**AIM OF THE EXERCISE**
In the entries that follow, find the word "this" and report each line it is on.

---------- SUPPLIED INFORMATION ----------

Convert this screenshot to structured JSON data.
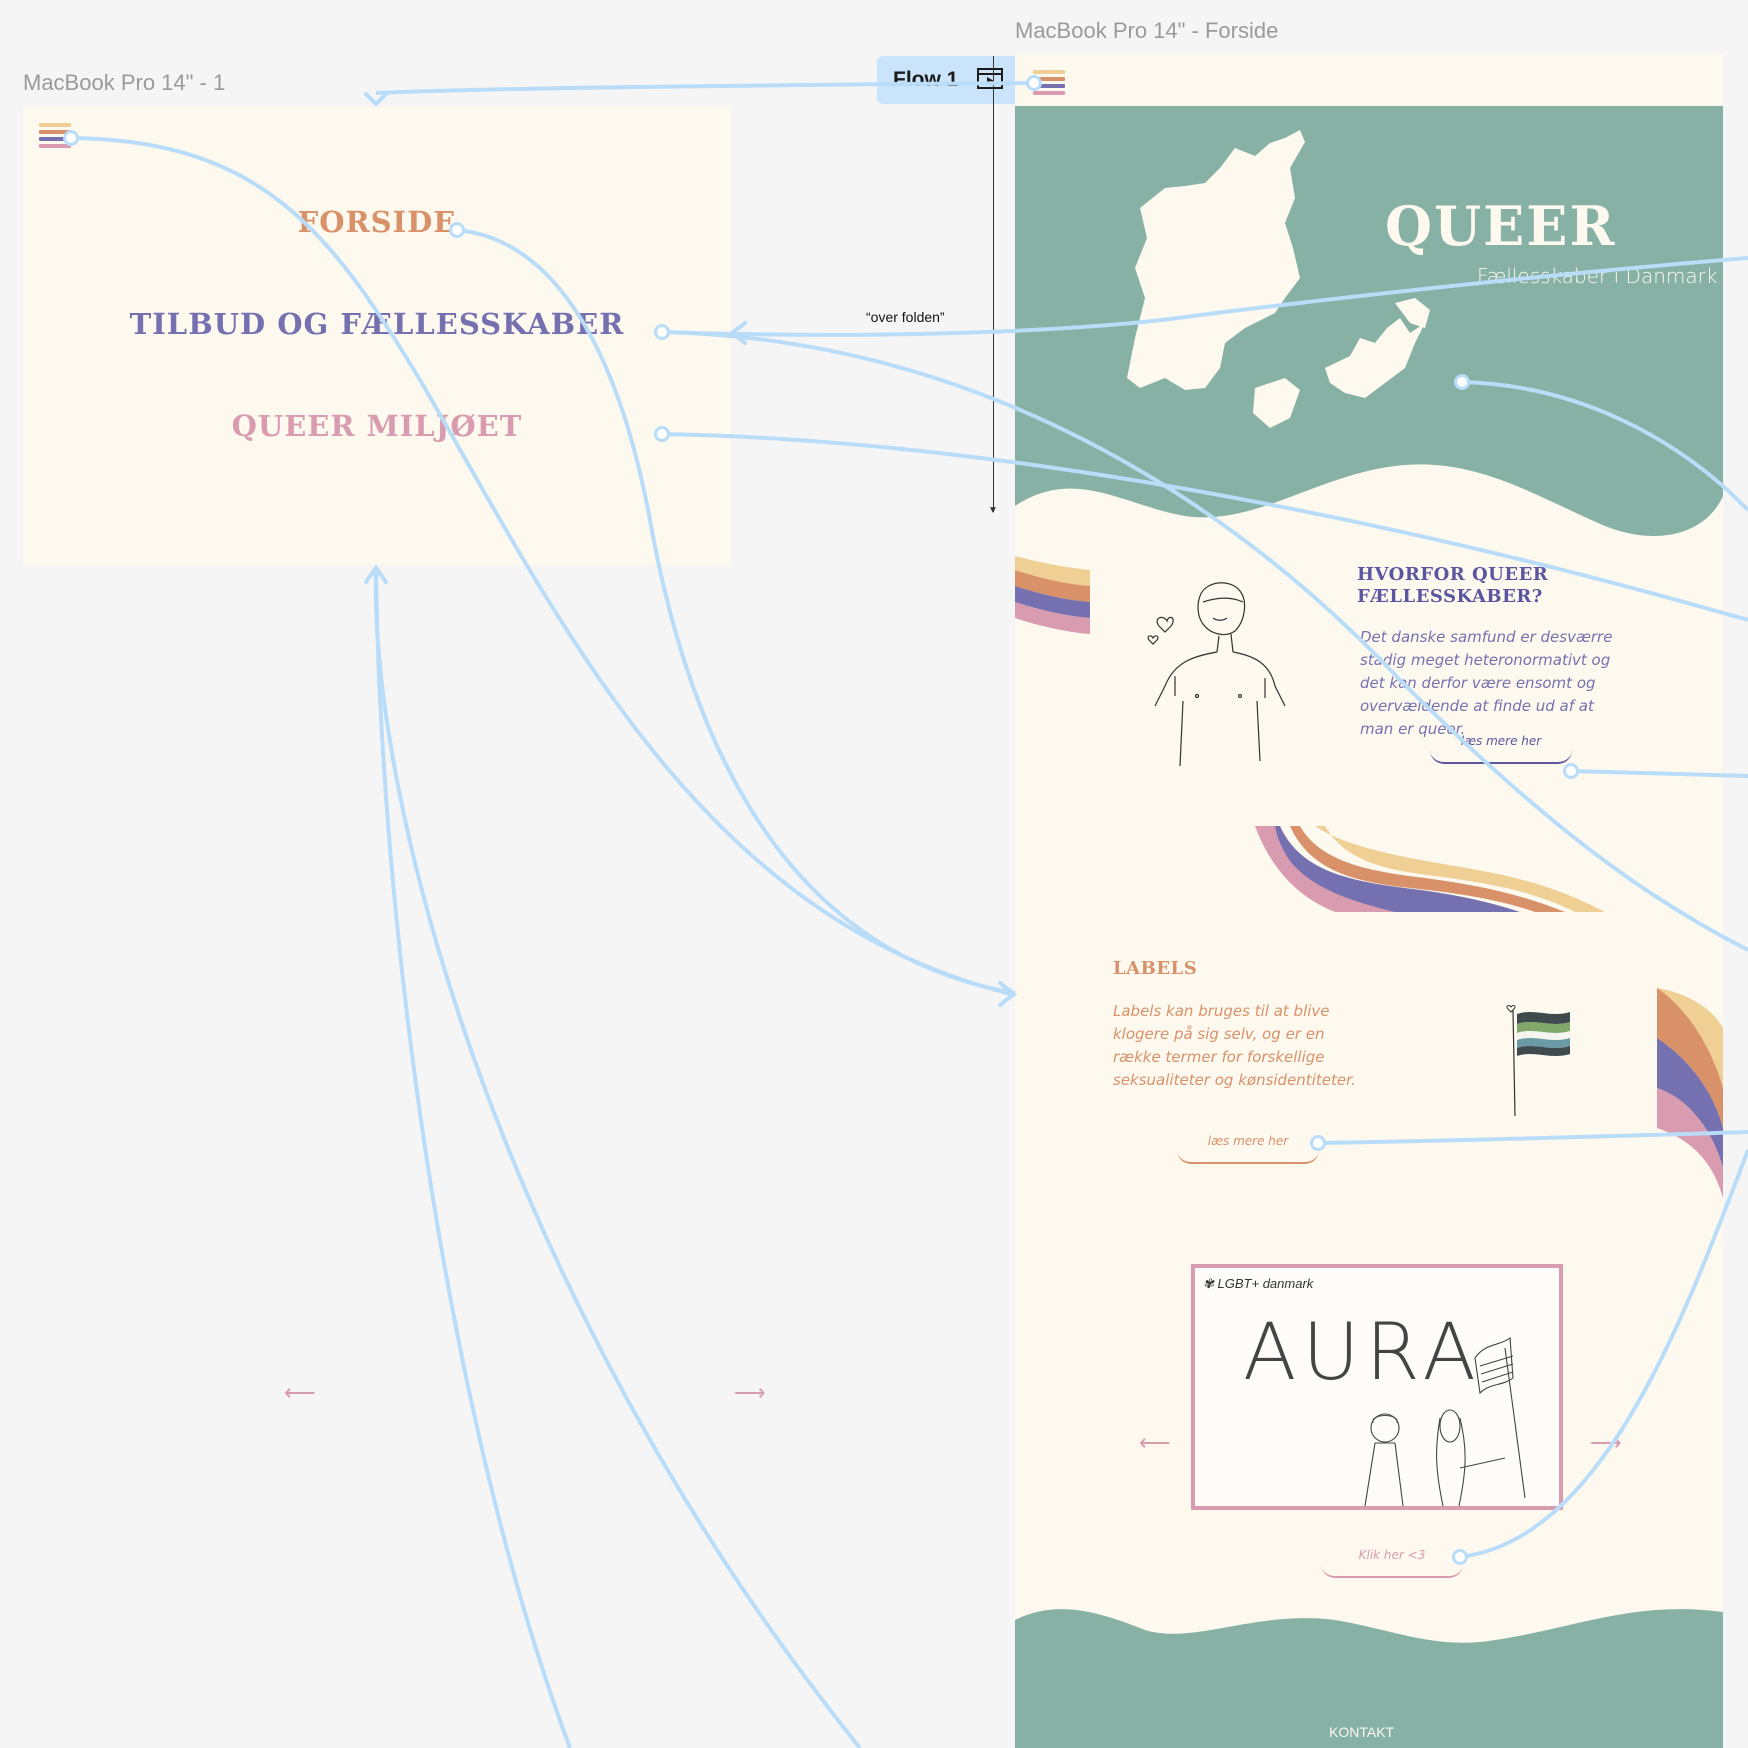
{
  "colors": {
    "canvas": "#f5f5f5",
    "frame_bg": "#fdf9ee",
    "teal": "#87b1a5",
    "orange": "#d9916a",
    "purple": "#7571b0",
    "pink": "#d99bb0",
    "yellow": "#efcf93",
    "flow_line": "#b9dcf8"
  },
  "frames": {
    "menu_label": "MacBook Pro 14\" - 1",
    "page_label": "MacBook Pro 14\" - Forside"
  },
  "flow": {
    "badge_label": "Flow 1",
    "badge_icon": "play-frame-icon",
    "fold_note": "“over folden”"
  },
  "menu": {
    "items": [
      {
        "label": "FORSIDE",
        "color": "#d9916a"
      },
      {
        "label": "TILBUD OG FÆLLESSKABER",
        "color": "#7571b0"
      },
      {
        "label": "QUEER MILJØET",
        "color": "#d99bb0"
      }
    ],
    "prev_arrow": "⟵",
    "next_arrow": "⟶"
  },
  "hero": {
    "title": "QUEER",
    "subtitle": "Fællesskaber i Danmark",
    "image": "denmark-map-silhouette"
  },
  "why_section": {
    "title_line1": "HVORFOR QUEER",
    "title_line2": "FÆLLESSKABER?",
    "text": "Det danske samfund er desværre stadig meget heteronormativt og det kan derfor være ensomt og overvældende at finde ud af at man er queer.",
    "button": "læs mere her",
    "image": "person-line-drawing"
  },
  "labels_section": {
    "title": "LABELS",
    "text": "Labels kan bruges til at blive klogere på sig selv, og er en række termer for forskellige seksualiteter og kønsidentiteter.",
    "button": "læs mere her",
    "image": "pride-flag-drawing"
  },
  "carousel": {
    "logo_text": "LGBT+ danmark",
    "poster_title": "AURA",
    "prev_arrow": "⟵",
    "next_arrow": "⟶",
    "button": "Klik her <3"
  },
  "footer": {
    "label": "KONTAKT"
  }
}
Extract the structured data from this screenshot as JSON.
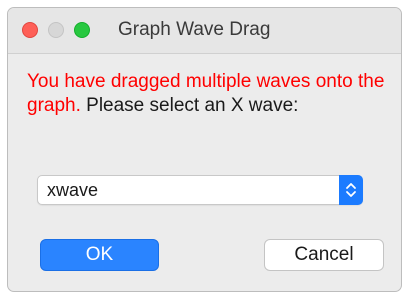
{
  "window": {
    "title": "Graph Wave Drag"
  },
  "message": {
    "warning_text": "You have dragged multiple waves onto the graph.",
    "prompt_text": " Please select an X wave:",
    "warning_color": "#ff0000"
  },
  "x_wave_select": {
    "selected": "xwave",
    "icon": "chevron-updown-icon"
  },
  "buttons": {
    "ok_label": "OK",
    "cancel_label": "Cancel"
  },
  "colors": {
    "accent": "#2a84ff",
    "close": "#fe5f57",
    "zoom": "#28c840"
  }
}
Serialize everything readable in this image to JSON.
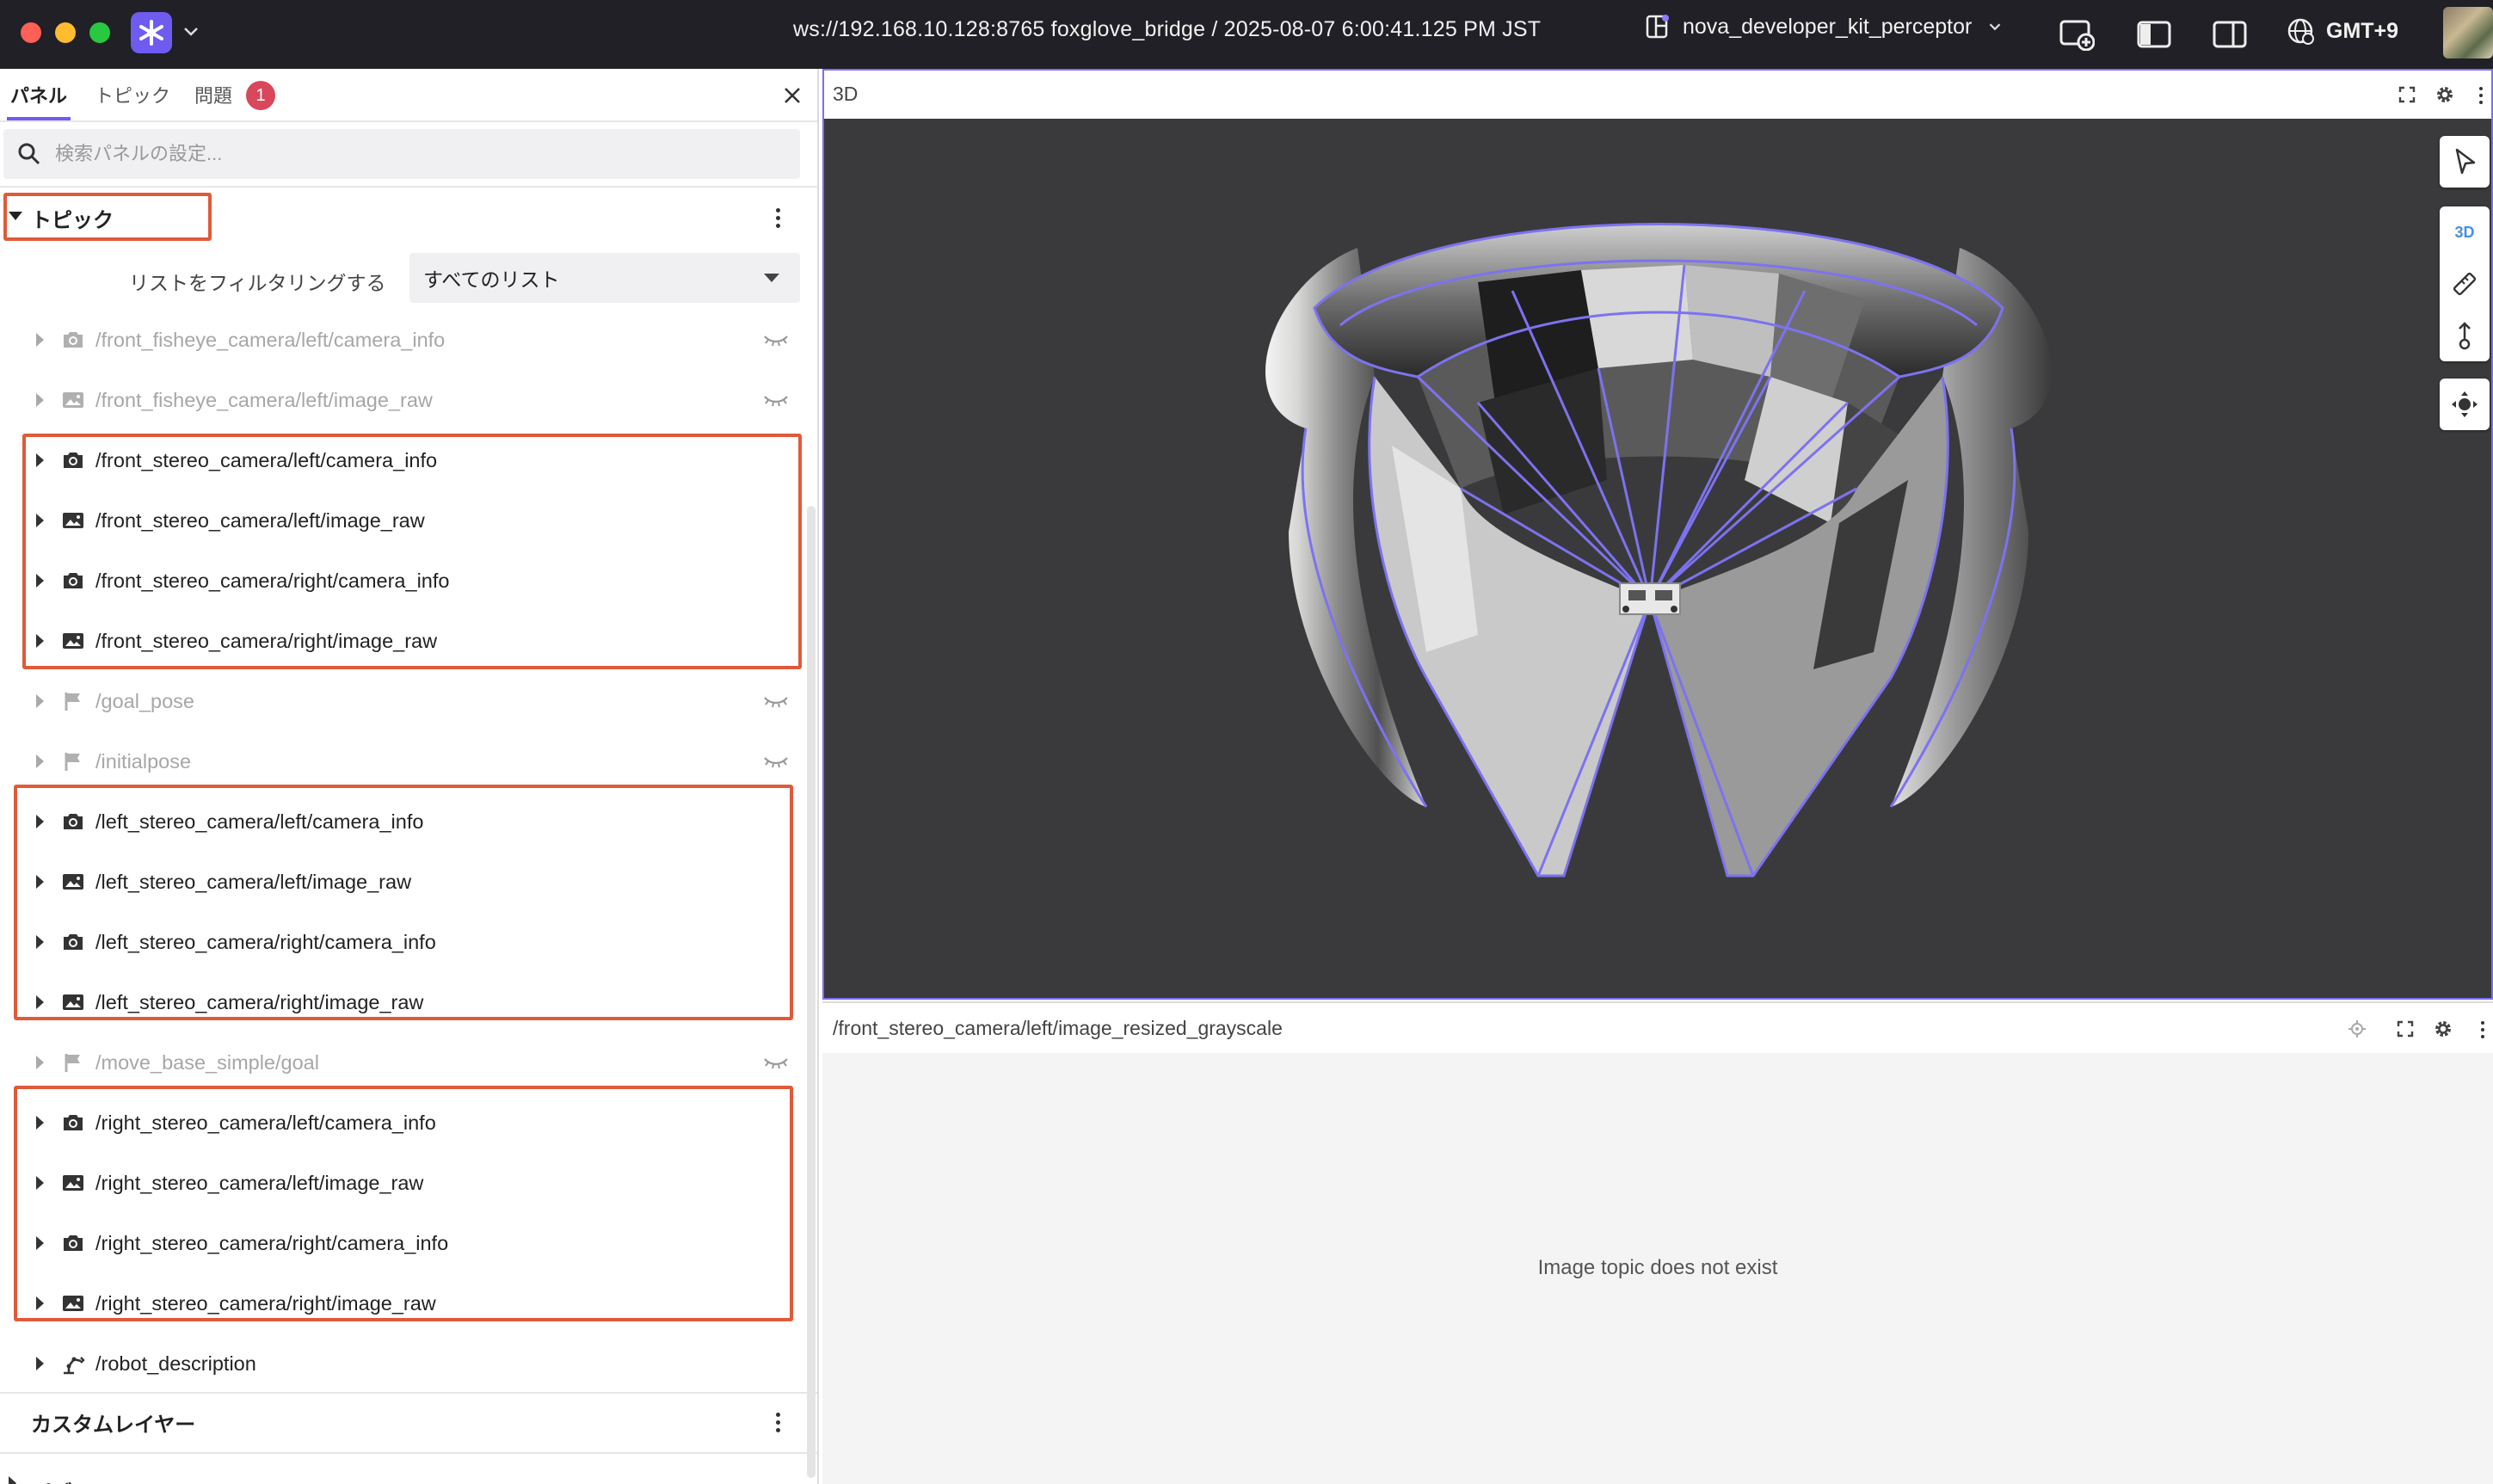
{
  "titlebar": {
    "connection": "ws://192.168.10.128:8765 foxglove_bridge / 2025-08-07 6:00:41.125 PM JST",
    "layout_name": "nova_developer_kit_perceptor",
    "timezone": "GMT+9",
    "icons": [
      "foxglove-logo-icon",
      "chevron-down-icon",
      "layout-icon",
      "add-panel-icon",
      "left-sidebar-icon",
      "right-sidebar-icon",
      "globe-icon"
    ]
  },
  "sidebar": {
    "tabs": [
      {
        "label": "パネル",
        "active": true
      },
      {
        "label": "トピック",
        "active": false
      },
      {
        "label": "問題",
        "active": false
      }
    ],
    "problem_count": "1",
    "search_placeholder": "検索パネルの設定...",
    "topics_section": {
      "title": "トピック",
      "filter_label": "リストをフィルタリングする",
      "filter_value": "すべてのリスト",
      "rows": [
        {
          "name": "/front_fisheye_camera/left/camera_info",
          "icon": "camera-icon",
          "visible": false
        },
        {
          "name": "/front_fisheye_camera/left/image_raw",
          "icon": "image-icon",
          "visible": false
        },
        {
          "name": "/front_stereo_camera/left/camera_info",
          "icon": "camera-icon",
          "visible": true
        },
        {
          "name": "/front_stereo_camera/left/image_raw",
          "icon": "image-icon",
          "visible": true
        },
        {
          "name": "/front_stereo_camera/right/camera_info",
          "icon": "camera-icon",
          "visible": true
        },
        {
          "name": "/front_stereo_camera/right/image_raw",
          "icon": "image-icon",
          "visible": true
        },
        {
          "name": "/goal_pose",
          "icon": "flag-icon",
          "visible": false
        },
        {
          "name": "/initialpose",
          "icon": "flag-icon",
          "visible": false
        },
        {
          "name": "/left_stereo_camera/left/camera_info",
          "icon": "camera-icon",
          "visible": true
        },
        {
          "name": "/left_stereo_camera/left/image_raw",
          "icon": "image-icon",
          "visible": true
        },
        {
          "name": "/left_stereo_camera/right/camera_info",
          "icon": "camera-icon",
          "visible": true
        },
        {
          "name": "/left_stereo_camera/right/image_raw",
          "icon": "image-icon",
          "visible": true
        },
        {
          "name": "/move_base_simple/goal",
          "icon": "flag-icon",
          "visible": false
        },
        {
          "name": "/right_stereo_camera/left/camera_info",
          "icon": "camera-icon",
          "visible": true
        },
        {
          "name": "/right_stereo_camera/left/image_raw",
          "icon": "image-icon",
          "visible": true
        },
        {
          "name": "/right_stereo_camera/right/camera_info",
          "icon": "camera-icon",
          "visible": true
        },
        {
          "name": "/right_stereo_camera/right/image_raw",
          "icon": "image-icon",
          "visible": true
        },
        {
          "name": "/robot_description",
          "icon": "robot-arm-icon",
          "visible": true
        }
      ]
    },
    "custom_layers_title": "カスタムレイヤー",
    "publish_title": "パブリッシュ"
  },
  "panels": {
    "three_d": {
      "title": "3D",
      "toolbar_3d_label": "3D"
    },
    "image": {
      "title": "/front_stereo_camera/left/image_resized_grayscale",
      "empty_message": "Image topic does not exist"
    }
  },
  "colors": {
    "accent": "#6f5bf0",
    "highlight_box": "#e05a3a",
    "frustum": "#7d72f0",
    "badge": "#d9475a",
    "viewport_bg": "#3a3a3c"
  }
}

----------

**ANSWER FOR THE TASK**
Convert this screenshot to structured JSON data.
Extract the structured data from this screenshot as JSON.
Serialize everything readable in this image to JSON.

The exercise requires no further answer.